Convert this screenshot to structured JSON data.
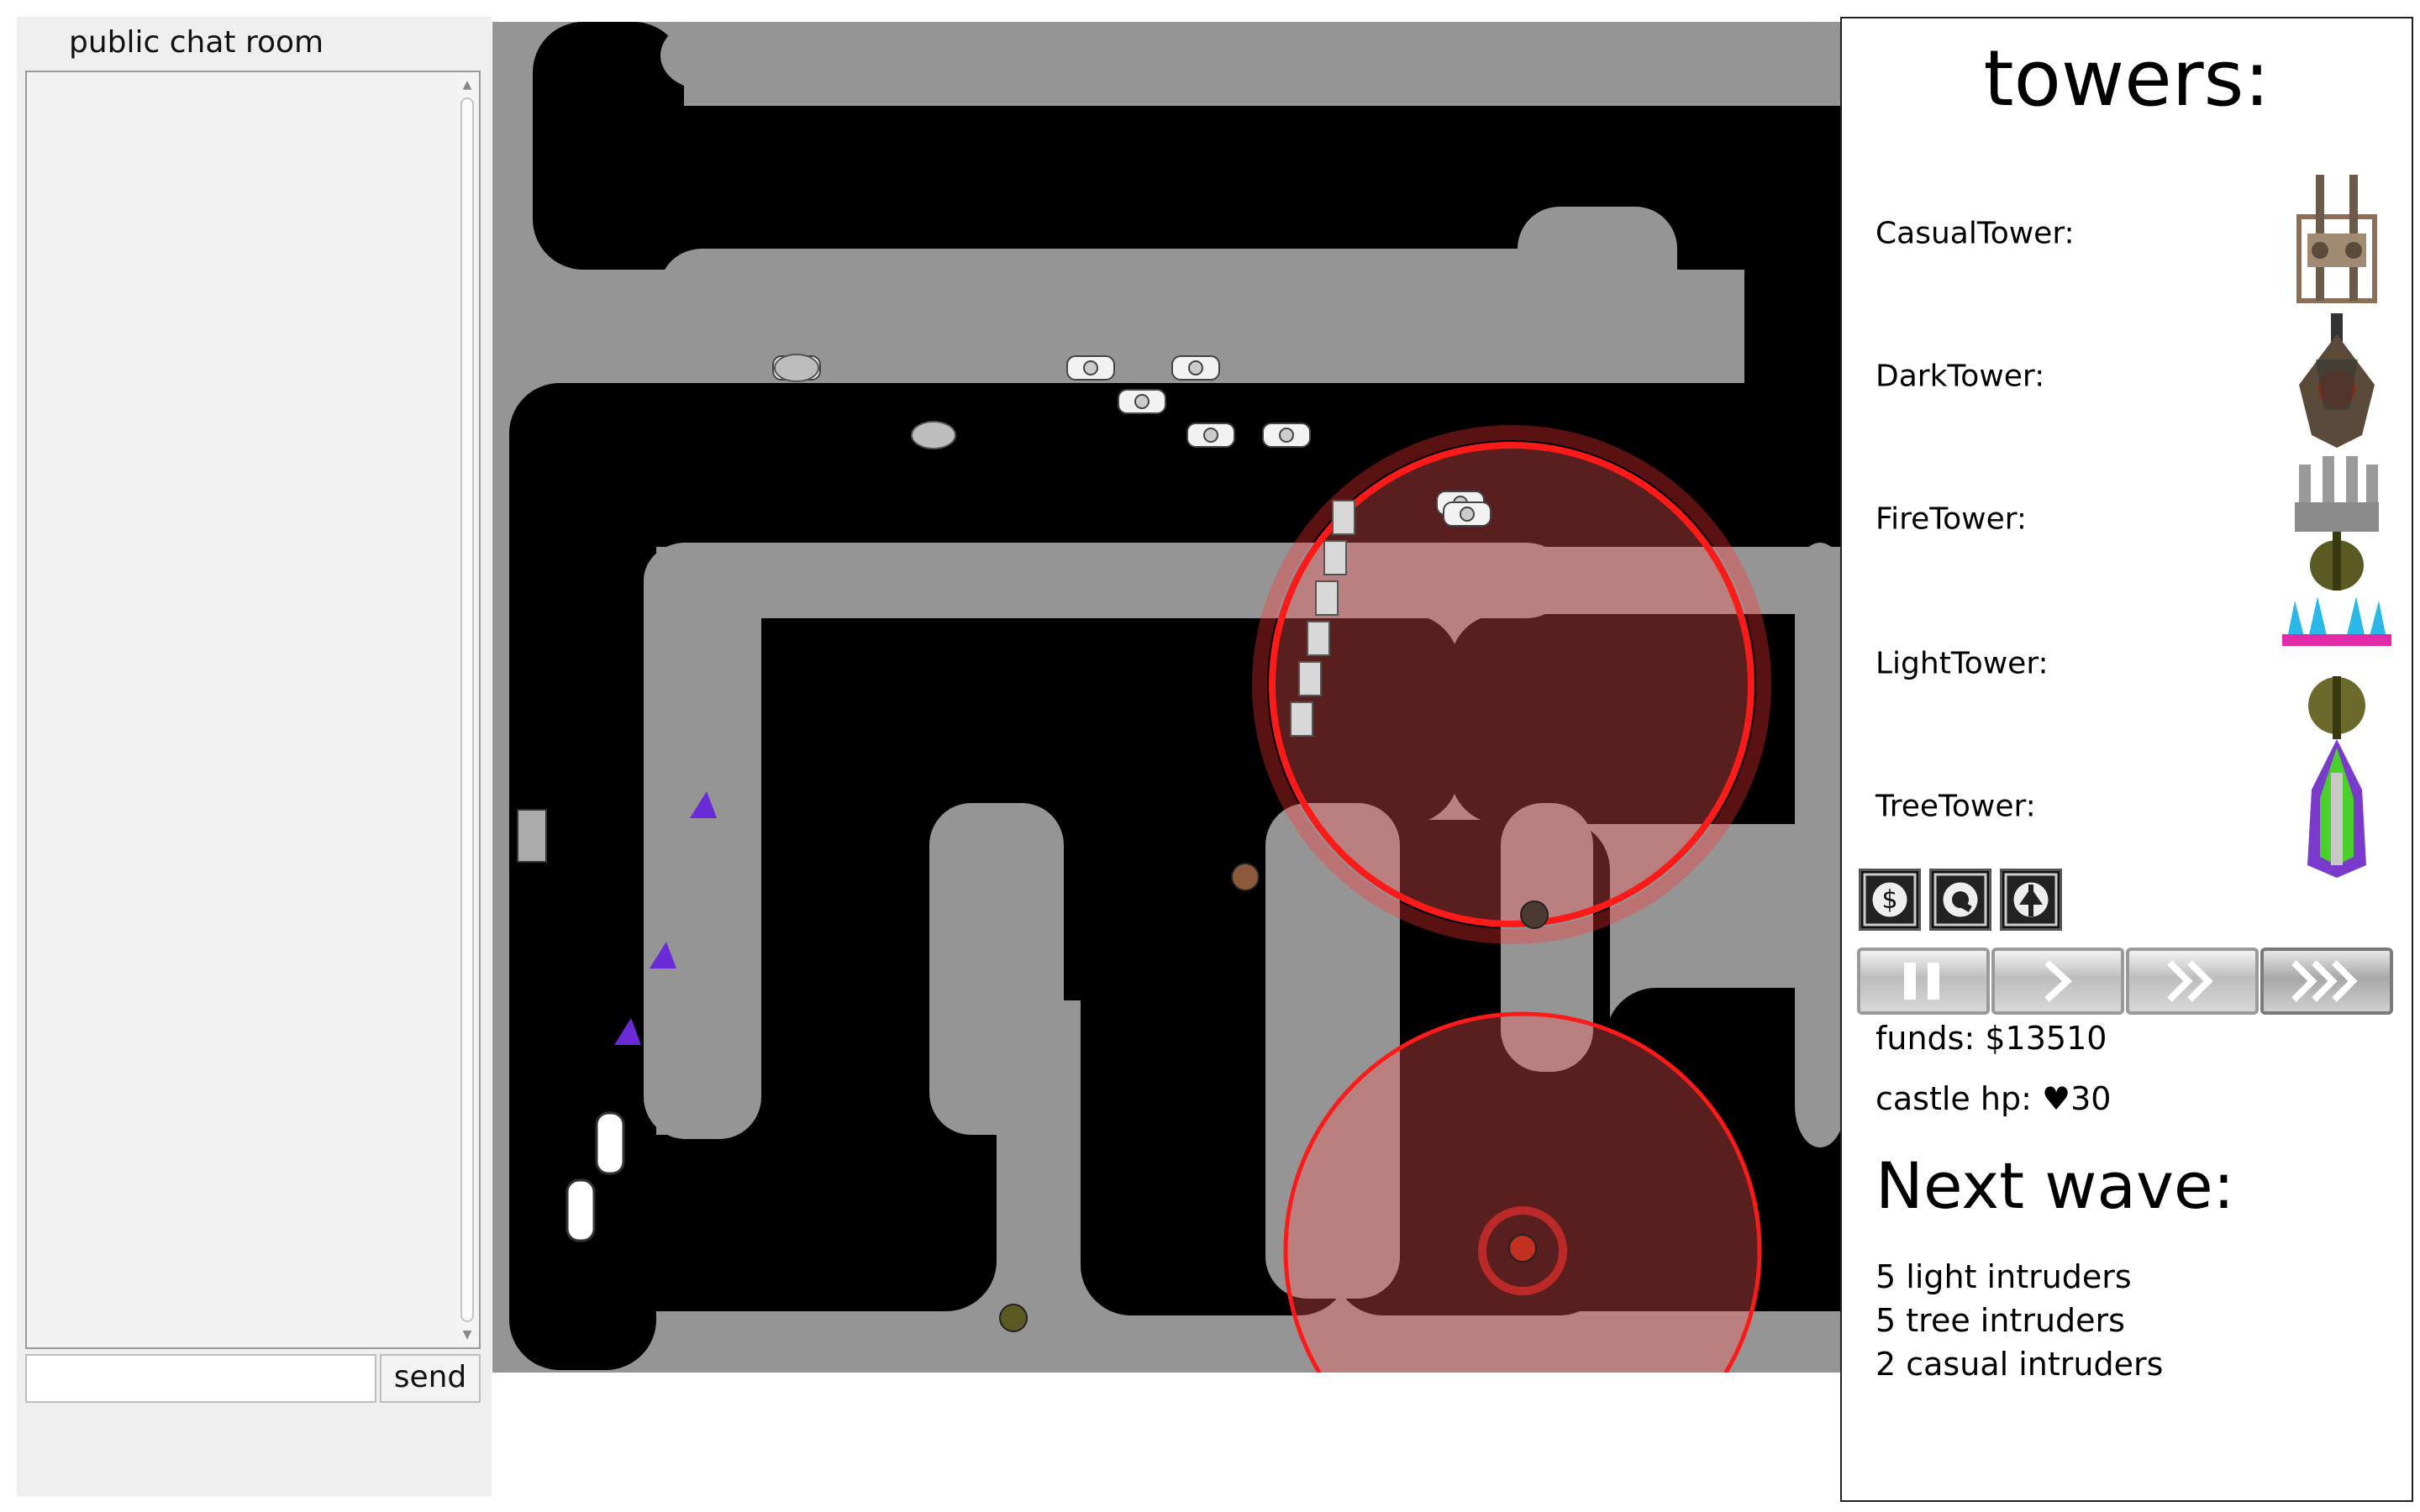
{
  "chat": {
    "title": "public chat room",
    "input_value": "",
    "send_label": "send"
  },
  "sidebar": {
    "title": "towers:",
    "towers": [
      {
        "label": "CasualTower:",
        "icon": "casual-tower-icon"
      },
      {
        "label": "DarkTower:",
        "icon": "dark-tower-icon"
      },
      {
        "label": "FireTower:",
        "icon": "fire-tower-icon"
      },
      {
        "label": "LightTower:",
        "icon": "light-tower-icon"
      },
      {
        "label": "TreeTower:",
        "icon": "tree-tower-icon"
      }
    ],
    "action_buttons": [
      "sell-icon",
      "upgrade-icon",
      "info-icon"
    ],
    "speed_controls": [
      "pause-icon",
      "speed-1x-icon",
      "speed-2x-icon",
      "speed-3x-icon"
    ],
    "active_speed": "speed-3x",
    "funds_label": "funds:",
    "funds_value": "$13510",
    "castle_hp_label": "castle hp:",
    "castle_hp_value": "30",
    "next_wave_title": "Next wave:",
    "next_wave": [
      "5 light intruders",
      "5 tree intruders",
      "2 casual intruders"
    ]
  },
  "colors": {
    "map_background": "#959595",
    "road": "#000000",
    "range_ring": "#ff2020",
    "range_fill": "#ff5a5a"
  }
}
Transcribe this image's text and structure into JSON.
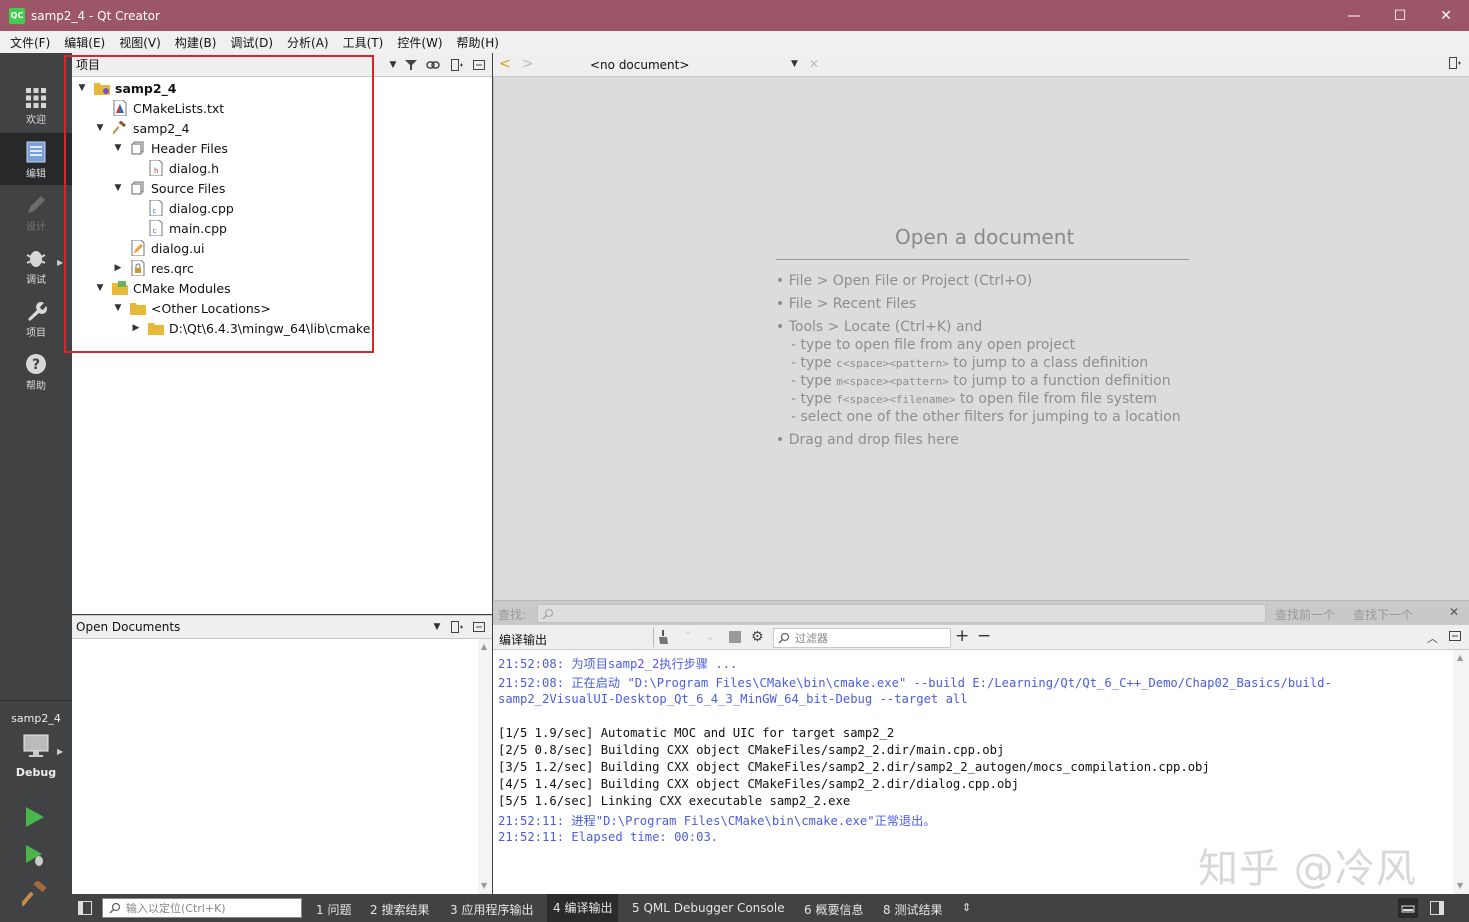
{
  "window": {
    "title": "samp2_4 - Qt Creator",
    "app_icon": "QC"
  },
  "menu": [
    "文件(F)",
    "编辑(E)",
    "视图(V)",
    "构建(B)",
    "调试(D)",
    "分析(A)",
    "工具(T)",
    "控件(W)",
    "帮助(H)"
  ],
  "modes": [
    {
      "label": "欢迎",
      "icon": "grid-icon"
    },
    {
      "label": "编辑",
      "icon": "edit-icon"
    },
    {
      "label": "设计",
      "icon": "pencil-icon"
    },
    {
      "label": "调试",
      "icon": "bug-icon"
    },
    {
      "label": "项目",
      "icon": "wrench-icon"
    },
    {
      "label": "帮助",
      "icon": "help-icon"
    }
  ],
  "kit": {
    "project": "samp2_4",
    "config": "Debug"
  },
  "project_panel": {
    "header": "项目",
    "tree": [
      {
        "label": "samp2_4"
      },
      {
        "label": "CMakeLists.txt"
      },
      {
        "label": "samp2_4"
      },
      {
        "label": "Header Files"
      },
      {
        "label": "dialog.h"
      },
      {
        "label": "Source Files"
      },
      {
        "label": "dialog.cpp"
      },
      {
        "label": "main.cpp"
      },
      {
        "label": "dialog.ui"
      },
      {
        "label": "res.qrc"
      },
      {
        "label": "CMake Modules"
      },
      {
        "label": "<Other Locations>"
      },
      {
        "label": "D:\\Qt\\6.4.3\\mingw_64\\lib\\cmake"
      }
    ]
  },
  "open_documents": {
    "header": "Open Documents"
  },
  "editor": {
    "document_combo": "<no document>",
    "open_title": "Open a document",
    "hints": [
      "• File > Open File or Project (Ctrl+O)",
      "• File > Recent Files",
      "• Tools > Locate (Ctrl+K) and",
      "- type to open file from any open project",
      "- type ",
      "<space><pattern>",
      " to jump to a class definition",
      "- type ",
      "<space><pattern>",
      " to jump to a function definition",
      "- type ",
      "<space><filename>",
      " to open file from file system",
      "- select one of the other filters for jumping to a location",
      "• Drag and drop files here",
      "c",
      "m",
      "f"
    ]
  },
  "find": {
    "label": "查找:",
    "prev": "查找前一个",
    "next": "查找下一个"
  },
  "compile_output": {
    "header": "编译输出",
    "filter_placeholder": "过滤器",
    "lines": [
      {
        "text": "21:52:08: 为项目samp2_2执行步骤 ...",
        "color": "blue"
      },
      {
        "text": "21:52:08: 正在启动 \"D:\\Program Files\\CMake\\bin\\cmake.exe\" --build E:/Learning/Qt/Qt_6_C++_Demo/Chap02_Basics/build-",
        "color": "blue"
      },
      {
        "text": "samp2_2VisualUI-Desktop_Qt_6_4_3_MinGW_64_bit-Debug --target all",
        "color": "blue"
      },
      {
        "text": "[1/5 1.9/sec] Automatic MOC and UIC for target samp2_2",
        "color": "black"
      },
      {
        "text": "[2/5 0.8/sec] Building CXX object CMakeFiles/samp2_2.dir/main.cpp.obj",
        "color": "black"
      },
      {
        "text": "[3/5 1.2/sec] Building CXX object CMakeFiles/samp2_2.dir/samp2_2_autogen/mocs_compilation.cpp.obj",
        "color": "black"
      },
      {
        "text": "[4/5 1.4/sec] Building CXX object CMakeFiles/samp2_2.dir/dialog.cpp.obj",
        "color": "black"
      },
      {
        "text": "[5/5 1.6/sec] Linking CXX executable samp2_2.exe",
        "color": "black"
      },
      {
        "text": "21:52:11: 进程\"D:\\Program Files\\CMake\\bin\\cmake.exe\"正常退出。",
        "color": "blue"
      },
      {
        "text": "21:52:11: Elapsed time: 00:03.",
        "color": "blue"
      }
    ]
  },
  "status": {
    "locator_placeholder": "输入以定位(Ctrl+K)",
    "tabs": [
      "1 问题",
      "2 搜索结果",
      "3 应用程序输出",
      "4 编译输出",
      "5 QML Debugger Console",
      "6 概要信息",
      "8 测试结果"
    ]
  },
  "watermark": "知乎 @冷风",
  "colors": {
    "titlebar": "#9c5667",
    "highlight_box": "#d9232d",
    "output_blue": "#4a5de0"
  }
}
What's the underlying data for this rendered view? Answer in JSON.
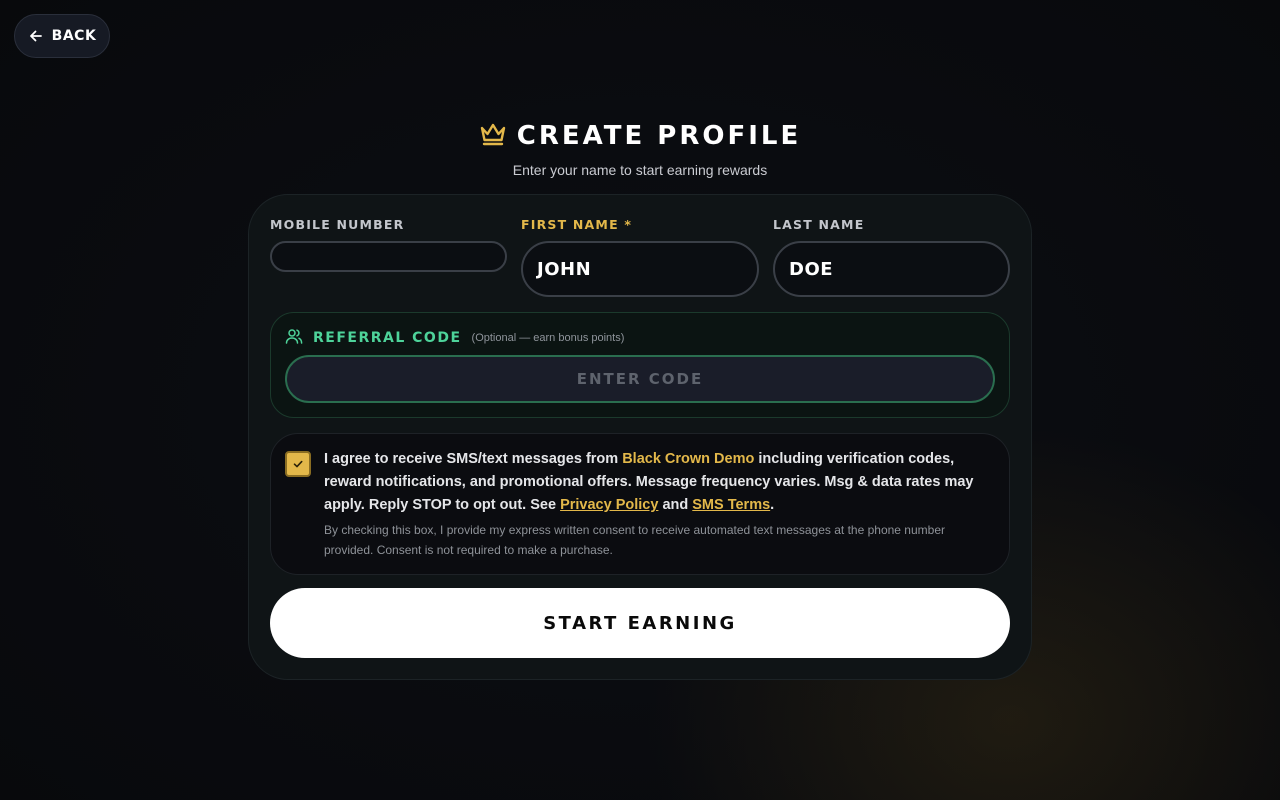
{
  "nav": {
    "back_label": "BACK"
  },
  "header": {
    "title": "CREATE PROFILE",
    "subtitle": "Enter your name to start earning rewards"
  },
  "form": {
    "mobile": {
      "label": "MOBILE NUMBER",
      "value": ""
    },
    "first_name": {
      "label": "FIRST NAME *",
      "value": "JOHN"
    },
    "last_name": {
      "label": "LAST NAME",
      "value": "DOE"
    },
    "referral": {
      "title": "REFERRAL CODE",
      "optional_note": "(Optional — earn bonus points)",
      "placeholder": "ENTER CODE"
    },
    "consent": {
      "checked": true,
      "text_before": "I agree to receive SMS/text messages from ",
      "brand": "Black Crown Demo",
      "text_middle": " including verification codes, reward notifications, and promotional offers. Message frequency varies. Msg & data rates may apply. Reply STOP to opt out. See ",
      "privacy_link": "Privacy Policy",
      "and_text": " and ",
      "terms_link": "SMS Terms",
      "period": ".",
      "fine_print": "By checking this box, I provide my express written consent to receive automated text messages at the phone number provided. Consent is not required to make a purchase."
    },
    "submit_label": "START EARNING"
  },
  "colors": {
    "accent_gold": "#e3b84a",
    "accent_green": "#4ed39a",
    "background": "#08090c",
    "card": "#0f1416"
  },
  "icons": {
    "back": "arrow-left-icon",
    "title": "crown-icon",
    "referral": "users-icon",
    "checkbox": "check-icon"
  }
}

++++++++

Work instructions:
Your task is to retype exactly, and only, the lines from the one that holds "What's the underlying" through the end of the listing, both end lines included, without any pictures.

Expected output:
What's the underlying data for this rendered view? Answer in JSON.
{
  "nav": {
    "back_label": "BACK"
  },
  "header": {
    "title": "CREATE PROFILE",
    "subtitle": "Enter your name to start earning rewards"
  },
  "form": {
    "mobile": {
      "label": "MOBILE NUMBER",
      "value": ""
    },
    "first_name": {
      "label": "FIRST NAME *",
      "value": "JOHN"
    },
    "last_name": {
      "label": "LAST NAME",
      "value": "DOE"
    },
    "referral": {
      "title": "REFERRAL CODE",
      "optional_note": "(Optional — earn bonus points)",
      "placeholder": "ENTER CODE"
    },
    "consent": {
      "checked": true,
      "text_before": "I agree to receive SMS/text messages from ",
      "brand": "Black Crown Demo",
      "text_middle": " including verification codes, reward notifications, and promotional offers. Message frequency varies. Msg & data rates may apply. Reply STOP to opt out. See ",
      "privacy_link": "Privacy Policy",
      "and_text": " and ",
      "terms_link": "SMS Terms",
      "period": ".",
      "fine_print": "By checking this box, I provide my express written consent to receive automated text messages at the phone number provided. Consent is not required to make a purchase."
    },
    "submit_label": "START EARNING"
  },
  "colors": {
    "accent_gold": "#e3b84a",
    "accent_green": "#4ed39a",
    "background": "#08090c",
    "card": "#0f1416"
  },
  "icons": {
    "back": "arrow-left-icon",
    "title": "crown-icon",
    "referral": "users-icon",
    "checkbox": "check-icon"
  }
}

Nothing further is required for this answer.